Millions of people unknowingly carry rare gene mutations that put them at high risk of developing preventable diseases such as colorectal cancer, breast cancer, and several catastrophic blood vessel disorders.
University of North Carolina experts from the School of Medicine and from the Gillings School of Global Public Health propose that screening healthy adults for these and other specific, rare genetic disorders could potentially prevent these diseases. Their commentary in the March 7, 2013 issue of Genetics in Medicine offers a framework for how such screening might be developed.

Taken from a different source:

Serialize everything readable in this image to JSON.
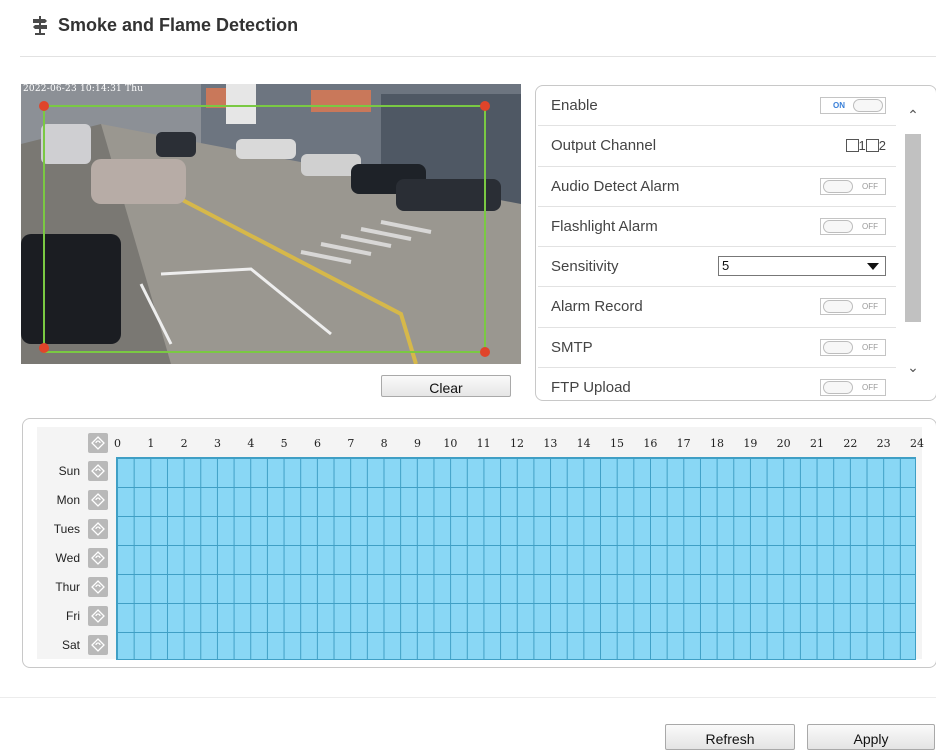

James Evans, MD, PhD, and first author, says, "With this commentary, we're issuing a call to the genomic and public health communities to investigate the feasibility of identifying individuals in the population who are, unbeknownst to them, at high risk of preventable disease. Such an effort could benefit millions of individuals in the US alone."
Dr. Evans is the Bryson Distinguished Professor of Genetics and Medicine and leader of the Clinical Cancer Genetics Program at UNC Lineberger Comprehensive Cancer Center. http://www.nccancerhospital.org/members/james-p.-evans
The authors assert that rapid progress in affordable, robust DNA sequencing offers a promising opportunity to identify preventable rare diseases such as Lynch Syndrome, an inherited cancer of the digestive tract. "For example, just the roughly 0.2 percent of individuals in the US (over 600,000 people) who harbor deleterious mutations in any one of four Lynch-associated genes are at greater than 80 percent risk for preventable colon cancer," they state.
When other similar genetic conditions are considered, millions of individuals in the US are at risk for preventable diseases - if those risks are identified. At a current cost of approximately $200 per sample, such genomic screening may be warranted, given the high costs (in terms of both suffering and dollars) of these disorders once they occur.
They recommend a partnership of the public health and genomics communities to expand focus from one solely on common diseases and to embrace the newly developed power of genomics to identify those rare, but if taken in sum, substantial numbers of individuals who carry mutations for a high risk of preventable diseases.